It said the average price of a standard two-storey home jumped 7.9 per cent to $325,800, the average price of a standard condo rose 2.1 per cent to $200,000 and the average price of a standard bungalow edged up 0.7 per cent to $311,100.
However, rising interest rates are expected to have the biggest effect on home affordability in the last half of this year.
RBC senior economist Robert Hogue said lenders have been bumping up mortgage rates in recent months because of rising yields in the bond markets, and the trend is likely to continue.
But Hogue said the good news for homeowners and buyers is mortgage rates are expected to climb at a slower pace in the coming months, and that should slow the erosion in affordability.
RBC and most major Canadian banks boosted mortgage rates last week. RBC raised many of its rates by between 0.2 and 20 basis points.
For example, its fixed, five-year closed rate climbed to 5.34 per cent and its five-year special rate rose to 3.89 per cent.
RBC expects Canadian economic growth to accelerate later this year and in 2014 as the long-awaited U.S. economic rebound picks up steam.
Stronger economic growth usually leads to higher household incomes, which will help offset the negative impact of higher mortgage rates.
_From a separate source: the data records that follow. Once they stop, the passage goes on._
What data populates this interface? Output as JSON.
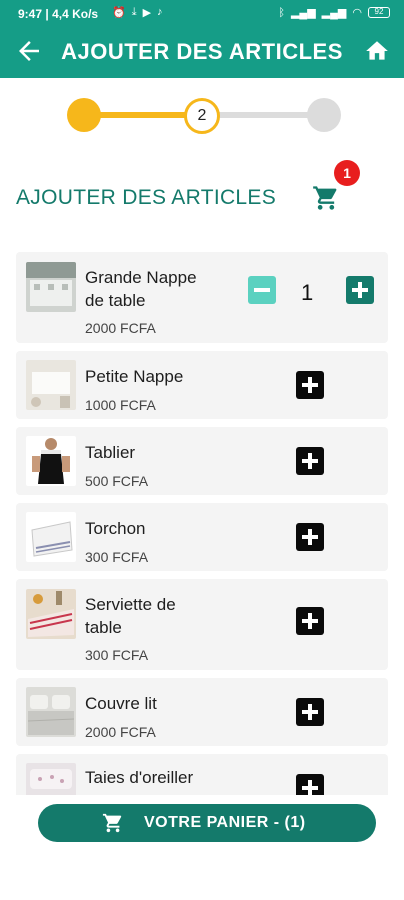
{
  "status_bar": {
    "time": "9:47",
    "speed": "4,4 Ko/s",
    "battery": "92"
  },
  "app_bar": {
    "title": "AJOUTER DES ARTICLES"
  },
  "stepper": {
    "current_step": "2",
    "total_steps": 3
  },
  "section": {
    "title": "AJOUTER DES ARTICLES",
    "cart_count": "1"
  },
  "items": [
    {
      "name_l1": "Grande Nappe",
      "name_l2": "de table",
      "price": "2000 FCFA",
      "quantity": "1"
    },
    {
      "name_l1": "Petite Nappe",
      "price": "1000 FCFA"
    },
    {
      "name_l1": "Tablier",
      "price": "500 FCFA"
    },
    {
      "name_l1": "Torchon",
      "price": "300 FCFA"
    },
    {
      "name_l1": "Serviette de",
      "name_l2": "table",
      "price": "300 FCFA"
    },
    {
      "name_l1": "Couvre lit",
      "price": "2000 FCFA"
    },
    {
      "name_l1": "Taies d'oreiller"
    }
  ],
  "cart_button": {
    "label": "VOTRE PANIER - (1)"
  },
  "colors": {
    "primary": "#159d87",
    "dark_green": "#147a6b",
    "accent_yellow": "#f6b71b",
    "badge_red": "#e81e1e",
    "minus_teal": "#5bd1c0"
  },
  "icons": [
    "back-arrow-icon",
    "home-icon",
    "cart-icon",
    "plus-icon",
    "minus-icon"
  ]
}
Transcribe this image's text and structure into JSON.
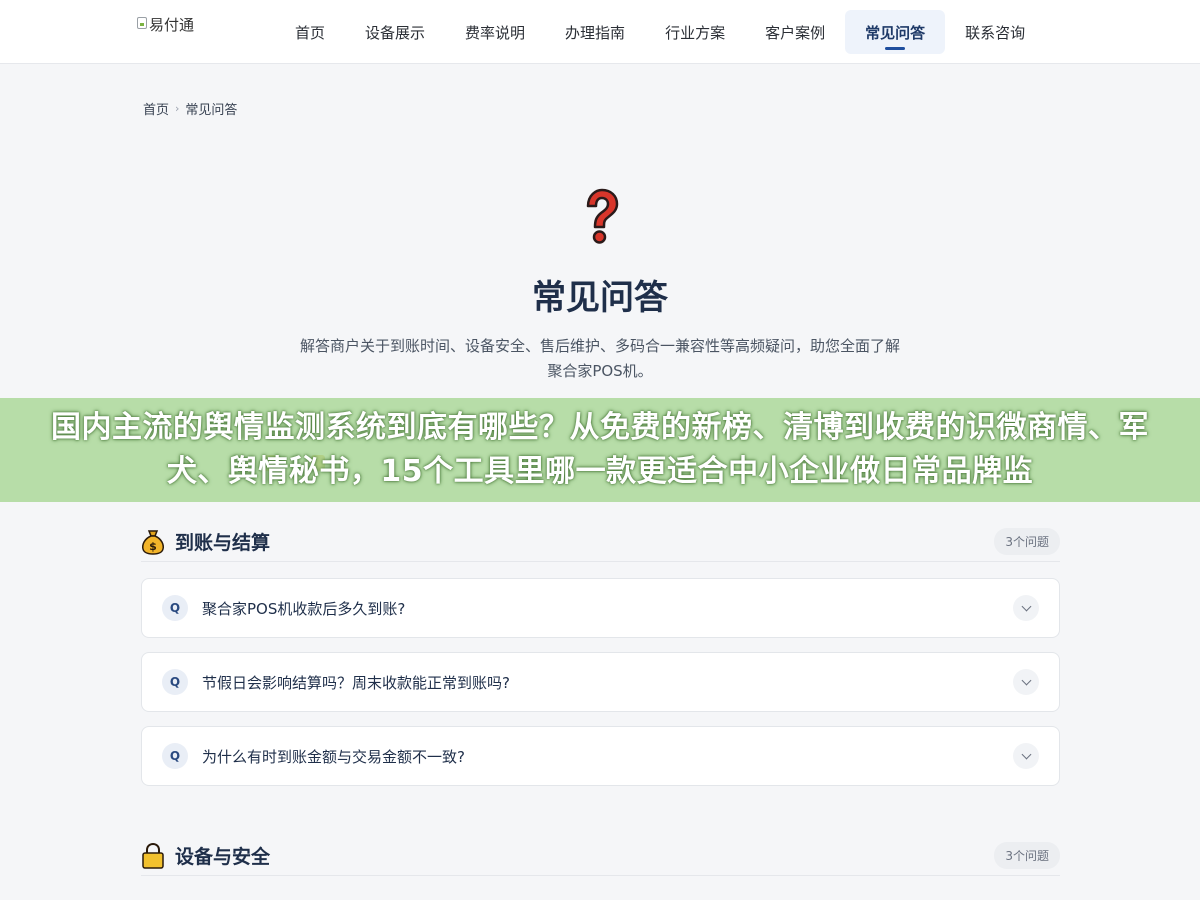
{
  "header": {
    "logo_alt": "易付通",
    "nav": [
      {
        "label": "首页",
        "active": false
      },
      {
        "label": "设备展示",
        "active": false
      },
      {
        "label": "费率说明",
        "active": false
      },
      {
        "label": "办理指南",
        "active": false
      },
      {
        "label": "行业方案",
        "active": false
      },
      {
        "label": "客户案例",
        "active": false
      },
      {
        "label": "常见问答",
        "active": true
      },
      {
        "label": "联系咨询",
        "active": false
      }
    ]
  },
  "breadcrumb": {
    "home": "首页",
    "current": "常见问答"
  },
  "hero": {
    "icon": "question-mark-icon",
    "title": "常见问答",
    "description": "解答商户关于到账时间、设备安全、售后维护、多码合一兼容性等高频疑问，助您全面了解聚合家POS机。"
  },
  "banner": {
    "text": "国内主流的舆情监测系统到底有哪些？从免费的新榜、清博到收费的识微商情、军犬、舆情秘书，15个工具里哪一款更适合中小企业做日常品牌监"
  },
  "sections": [
    {
      "icon": "money-bag-icon",
      "title": "到账与结算",
      "count": "3个问题",
      "questions": [
        "聚合家POS机收款后多久到账?",
        "节假日会影响结算吗？周末收款能正常到账吗?",
        "为什么有时到账金额与交易金额不一致?"
      ]
    },
    {
      "icon": "lock-icon",
      "title": "设备与安全",
      "count": "3个问题",
      "questions": []
    }
  ],
  "question_badge": "Q",
  "colors": {
    "nav_active_bg": "#eef3fb",
    "nav_active_underline": "#1f4e9e",
    "title": "#1f2f4a",
    "banner_bg": "#aad796"
  }
}
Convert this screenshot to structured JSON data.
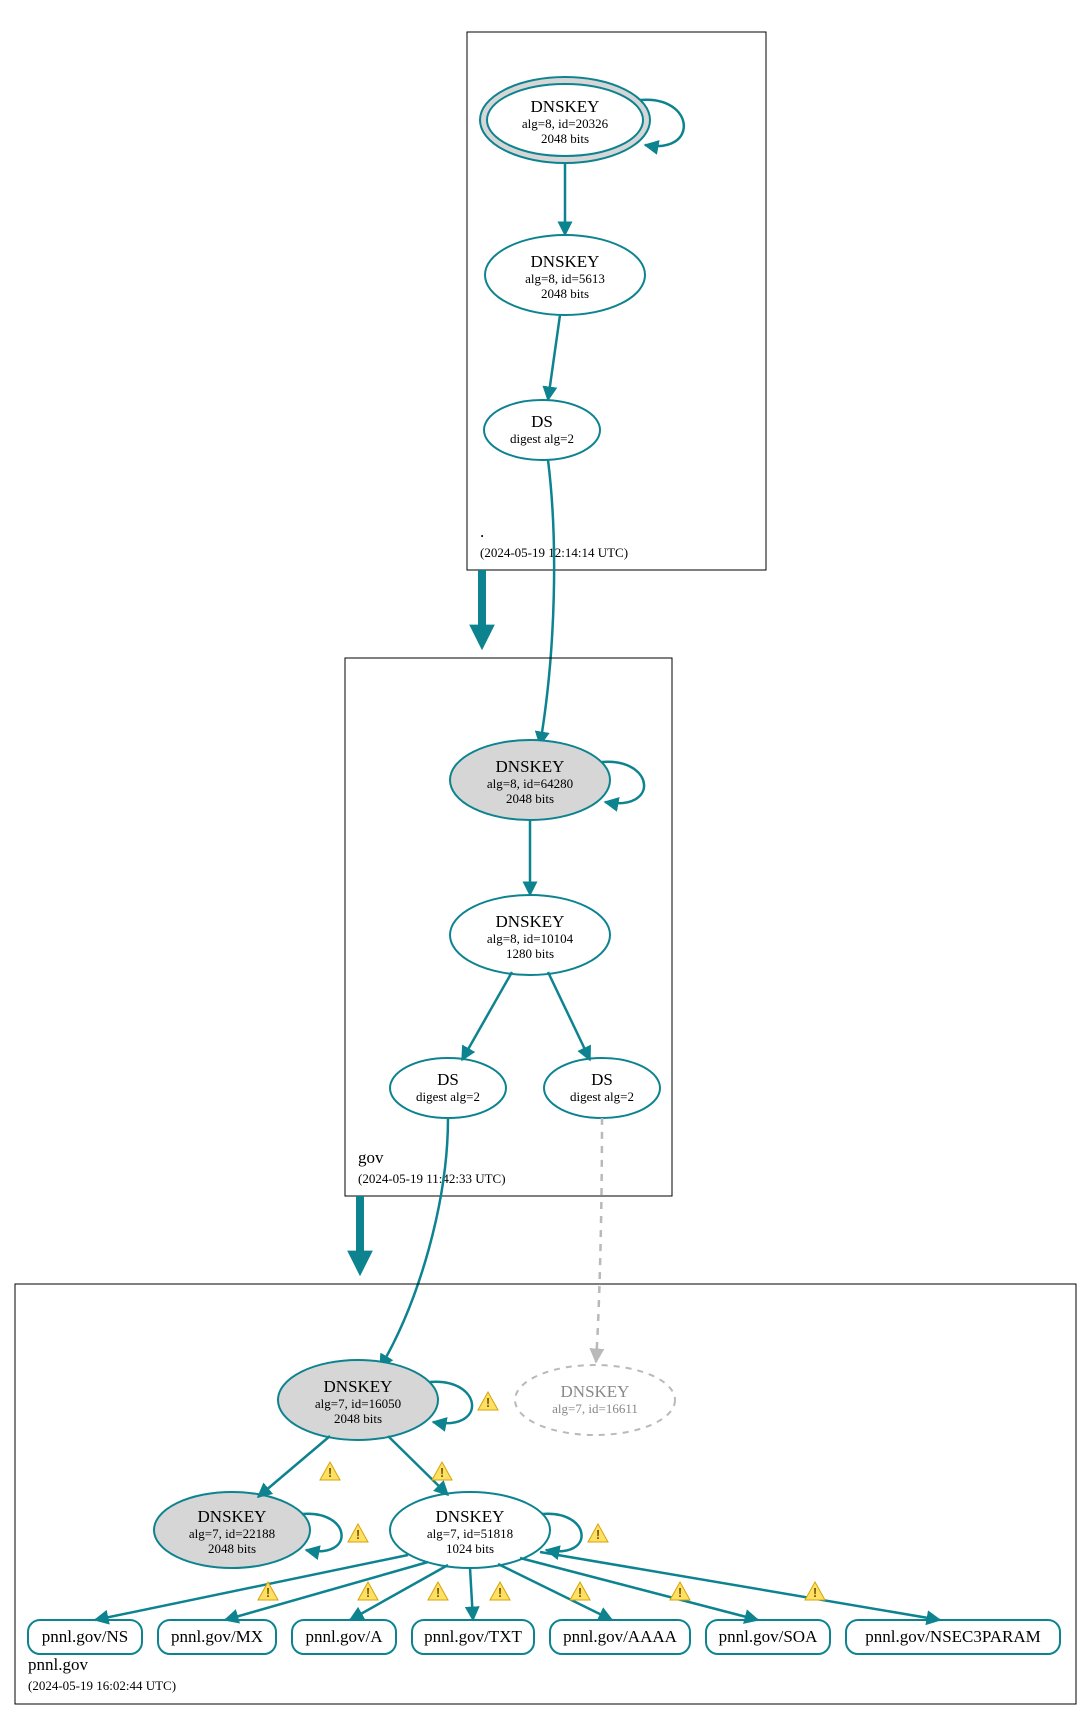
{
  "colors": {
    "teal": "#0d8390",
    "grey": "#b9b9b9",
    "boxStroke": "#000000",
    "shaded": "#d6d6d6"
  },
  "zones": {
    "root": {
      "name": ".",
      "timestamp": "(2024-05-19 12:14:14 UTC)"
    },
    "gov": {
      "name": "gov",
      "timestamp": "(2024-05-19 11:42:33 UTC)"
    },
    "pnnl": {
      "name": "pnnl.gov",
      "timestamp": "(2024-05-19 16:02:44 UTC)"
    }
  },
  "nodes": {
    "root_ksk": {
      "title": "DNSKEY",
      "line2": "alg=8, id=20326",
      "line3": "2048 bits"
    },
    "root_zsk": {
      "title": "DNSKEY",
      "line2": "alg=8, id=5613",
      "line3": "2048 bits"
    },
    "root_ds": {
      "title": "DS",
      "line2": "digest alg=2"
    },
    "gov_ksk": {
      "title": "DNSKEY",
      "line2": "alg=8, id=64280",
      "line3": "2048 bits"
    },
    "gov_zsk": {
      "title": "DNSKEY",
      "line2": "alg=8, id=10104",
      "line3": "1280 bits"
    },
    "gov_ds1": {
      "title": "DS",
      "line2": "digest alg=2"
    },
    "gov_ds2": {
      "title": "DS",
      "line2": "digest alg=2"
    },
    "pnnl_ksk": {
      "title": "DNSKEY",
      "line2": "alg=7, id=16050",
      "line3": "2048 bits"
    },
    "pnnl_ghost": {
      "title": "DNSKEY",
      "line2": "alg=7, id=16611"
    },
    "pnnl_ksk2": {
      "title": "DNSKEY",
      "line2": "alg=7, id=22188",
      "line3": "2048 bits"
    },
    "pnnl_zsk": {
      "title": "DNSKEY",
      "line2": "alg=7, id=51818",
      "line3": "1024 bits"
    }
  },
  "rrsets": {
    "ns": "pnnl.gov/NS",
    "mx": "pnnl.gov/MX",
    "a": "pnnl.gov/A",
    "txt": "pnnl.gov/TXT",
    "aaaa": "pnnl.gov/AAAA",
    "soa": "pnnl.gov/SOA",
    "nsec3": "pnnl.gov/NSEC3PARAM"
  }
}
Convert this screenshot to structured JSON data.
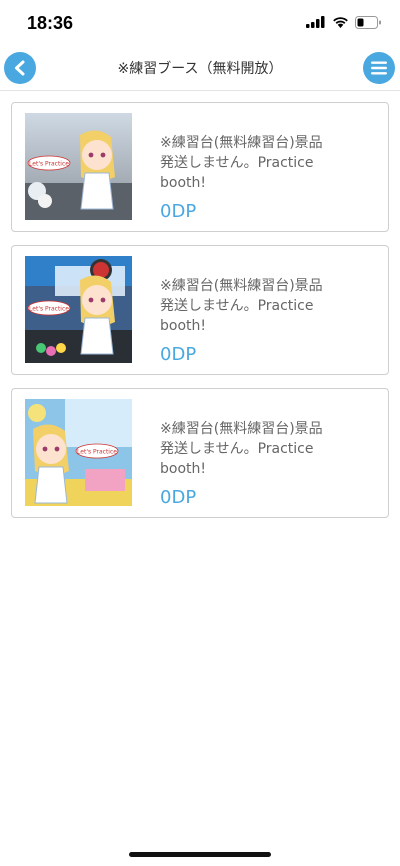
{
  "status": {
    "time": "18:36"
  },
  "header": {
    "title": "※練習ブース（無料開放）"
  },
  "items": [
    {
      "description": "※練習台(無料練習台)景品発送しません。Practice booth!",
      "price": "0DP",
      "thumb_caption": "Let's Practice"
    },
    {
      "description": "※練習台(無料練習台)景品発送しません。Practice booth!",
      "price": "0DP",
      "thumb_caption": "Let's Practice"
    },
    {
      "description": "※練習台(無料練習台)景品発送しません。Practice booth!",
      "price": "0DP",
      "thumb_caption": "Let's Practice"
    }
  ],
  "colors": {
    "accent": "#4aa8e0",
    "text": "#666666"
  }
}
Nationally, the affordability index rose 0.3 percentage points to 42.7 per cent for a detached bungalow and 0.4 per cent to 48.4 per cent for a standard two-storey home. The index on a condo was unchanged at 27.9 per cent.
Vancouver and Toronto continued as the least affordable cities in Canada in which to own a home.
During the second quarter, Vancouver's affordability reading rose 2.2 percentage points to 82.1 per cent on a detached bungalow, while Toronto's edged up half a percentage point to 54.5 per cent.
-- with files by Ashley Prest